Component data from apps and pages
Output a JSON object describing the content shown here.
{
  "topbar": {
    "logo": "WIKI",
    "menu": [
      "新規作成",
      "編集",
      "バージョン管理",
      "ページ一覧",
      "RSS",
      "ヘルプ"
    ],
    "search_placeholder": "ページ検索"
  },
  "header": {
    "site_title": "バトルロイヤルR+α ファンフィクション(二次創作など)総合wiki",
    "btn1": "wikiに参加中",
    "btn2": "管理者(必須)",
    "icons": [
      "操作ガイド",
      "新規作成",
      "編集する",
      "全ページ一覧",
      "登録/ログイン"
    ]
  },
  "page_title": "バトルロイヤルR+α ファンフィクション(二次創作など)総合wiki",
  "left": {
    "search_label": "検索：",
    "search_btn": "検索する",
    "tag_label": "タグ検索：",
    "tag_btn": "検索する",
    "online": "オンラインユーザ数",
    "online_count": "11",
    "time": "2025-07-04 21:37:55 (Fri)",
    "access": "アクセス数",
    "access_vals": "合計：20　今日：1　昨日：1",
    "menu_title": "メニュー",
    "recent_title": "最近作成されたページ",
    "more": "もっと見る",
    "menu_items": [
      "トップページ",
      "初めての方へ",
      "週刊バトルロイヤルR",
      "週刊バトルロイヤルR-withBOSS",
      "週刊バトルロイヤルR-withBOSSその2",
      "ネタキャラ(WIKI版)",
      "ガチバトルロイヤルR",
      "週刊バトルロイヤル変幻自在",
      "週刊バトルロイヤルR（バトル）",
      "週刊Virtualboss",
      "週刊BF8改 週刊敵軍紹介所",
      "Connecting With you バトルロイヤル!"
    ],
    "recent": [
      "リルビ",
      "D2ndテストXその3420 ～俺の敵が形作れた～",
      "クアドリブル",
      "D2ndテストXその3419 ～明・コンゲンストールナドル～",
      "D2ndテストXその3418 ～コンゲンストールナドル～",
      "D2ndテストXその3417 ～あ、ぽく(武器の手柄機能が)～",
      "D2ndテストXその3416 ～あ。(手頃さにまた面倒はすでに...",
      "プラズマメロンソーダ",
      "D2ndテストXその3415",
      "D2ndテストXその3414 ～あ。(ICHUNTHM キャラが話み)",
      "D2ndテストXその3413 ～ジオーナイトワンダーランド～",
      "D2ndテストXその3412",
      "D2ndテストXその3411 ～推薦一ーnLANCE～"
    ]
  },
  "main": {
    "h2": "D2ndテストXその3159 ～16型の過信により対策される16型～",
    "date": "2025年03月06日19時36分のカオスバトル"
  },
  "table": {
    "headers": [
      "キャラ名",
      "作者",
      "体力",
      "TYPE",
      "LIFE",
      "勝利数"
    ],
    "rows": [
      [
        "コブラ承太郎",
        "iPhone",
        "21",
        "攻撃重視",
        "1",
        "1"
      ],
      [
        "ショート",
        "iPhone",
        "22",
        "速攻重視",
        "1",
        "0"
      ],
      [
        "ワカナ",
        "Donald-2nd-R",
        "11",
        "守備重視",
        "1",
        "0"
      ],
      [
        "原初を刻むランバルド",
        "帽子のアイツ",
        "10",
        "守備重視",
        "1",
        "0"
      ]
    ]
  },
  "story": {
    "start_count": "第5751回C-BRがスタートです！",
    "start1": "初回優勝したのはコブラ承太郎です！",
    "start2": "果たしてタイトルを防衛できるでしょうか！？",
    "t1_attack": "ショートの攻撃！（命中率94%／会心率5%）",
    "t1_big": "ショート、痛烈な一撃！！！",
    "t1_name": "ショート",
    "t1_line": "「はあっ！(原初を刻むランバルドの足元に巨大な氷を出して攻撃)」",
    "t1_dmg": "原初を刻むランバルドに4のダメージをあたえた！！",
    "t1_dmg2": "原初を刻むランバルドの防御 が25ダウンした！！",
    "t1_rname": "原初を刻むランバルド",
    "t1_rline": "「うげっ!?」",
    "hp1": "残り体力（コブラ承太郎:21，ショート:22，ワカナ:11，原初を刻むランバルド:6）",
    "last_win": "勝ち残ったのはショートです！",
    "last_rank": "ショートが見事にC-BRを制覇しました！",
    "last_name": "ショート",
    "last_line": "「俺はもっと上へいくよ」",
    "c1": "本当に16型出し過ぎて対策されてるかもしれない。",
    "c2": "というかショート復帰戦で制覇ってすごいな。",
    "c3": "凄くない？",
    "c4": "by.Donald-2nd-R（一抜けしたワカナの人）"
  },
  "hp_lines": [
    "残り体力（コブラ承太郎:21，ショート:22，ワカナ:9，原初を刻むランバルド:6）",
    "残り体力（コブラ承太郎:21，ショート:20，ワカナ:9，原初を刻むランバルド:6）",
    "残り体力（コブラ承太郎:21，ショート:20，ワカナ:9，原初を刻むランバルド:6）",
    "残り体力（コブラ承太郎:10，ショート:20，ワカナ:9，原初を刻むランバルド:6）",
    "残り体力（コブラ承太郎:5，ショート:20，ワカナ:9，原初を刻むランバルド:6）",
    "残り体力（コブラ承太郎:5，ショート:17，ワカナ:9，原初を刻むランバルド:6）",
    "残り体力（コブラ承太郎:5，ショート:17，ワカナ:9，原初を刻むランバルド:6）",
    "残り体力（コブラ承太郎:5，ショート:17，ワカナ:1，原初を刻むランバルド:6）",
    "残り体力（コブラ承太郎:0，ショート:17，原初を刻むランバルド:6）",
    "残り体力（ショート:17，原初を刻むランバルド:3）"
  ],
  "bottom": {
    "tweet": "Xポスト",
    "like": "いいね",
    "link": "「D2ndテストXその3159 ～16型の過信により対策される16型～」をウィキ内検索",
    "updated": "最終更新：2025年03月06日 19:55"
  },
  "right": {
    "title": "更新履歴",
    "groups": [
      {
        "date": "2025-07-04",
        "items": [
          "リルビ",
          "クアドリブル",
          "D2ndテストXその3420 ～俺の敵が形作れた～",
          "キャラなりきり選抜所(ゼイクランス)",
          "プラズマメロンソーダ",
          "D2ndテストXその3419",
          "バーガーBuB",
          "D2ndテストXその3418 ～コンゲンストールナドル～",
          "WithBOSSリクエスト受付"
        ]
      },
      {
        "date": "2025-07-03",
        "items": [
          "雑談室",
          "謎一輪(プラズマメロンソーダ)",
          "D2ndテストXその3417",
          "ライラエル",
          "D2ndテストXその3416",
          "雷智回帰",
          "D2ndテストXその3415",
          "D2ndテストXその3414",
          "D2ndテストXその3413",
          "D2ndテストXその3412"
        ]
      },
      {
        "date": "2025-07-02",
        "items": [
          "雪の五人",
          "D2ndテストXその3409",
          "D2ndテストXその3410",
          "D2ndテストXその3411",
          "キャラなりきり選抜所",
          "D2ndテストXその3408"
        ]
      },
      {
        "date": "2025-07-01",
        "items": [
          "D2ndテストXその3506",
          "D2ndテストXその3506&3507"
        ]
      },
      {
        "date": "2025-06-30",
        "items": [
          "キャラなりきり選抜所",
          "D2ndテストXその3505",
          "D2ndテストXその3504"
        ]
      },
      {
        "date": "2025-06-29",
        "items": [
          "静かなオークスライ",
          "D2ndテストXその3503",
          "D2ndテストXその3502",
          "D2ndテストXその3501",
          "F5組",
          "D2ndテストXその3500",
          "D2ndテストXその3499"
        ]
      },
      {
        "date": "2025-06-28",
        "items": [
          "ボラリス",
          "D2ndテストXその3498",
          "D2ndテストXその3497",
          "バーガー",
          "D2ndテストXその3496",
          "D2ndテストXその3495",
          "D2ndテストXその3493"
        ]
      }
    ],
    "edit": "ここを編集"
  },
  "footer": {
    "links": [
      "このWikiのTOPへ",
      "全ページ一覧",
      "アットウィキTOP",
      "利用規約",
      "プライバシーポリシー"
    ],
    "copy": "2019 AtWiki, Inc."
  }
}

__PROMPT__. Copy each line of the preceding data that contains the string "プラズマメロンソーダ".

__ANSWER SPACE__.
      "プラズマメロンソーダ",
          "プラズマメロンソーダ",
          "謎一輪(プラズマメロンソーダ)",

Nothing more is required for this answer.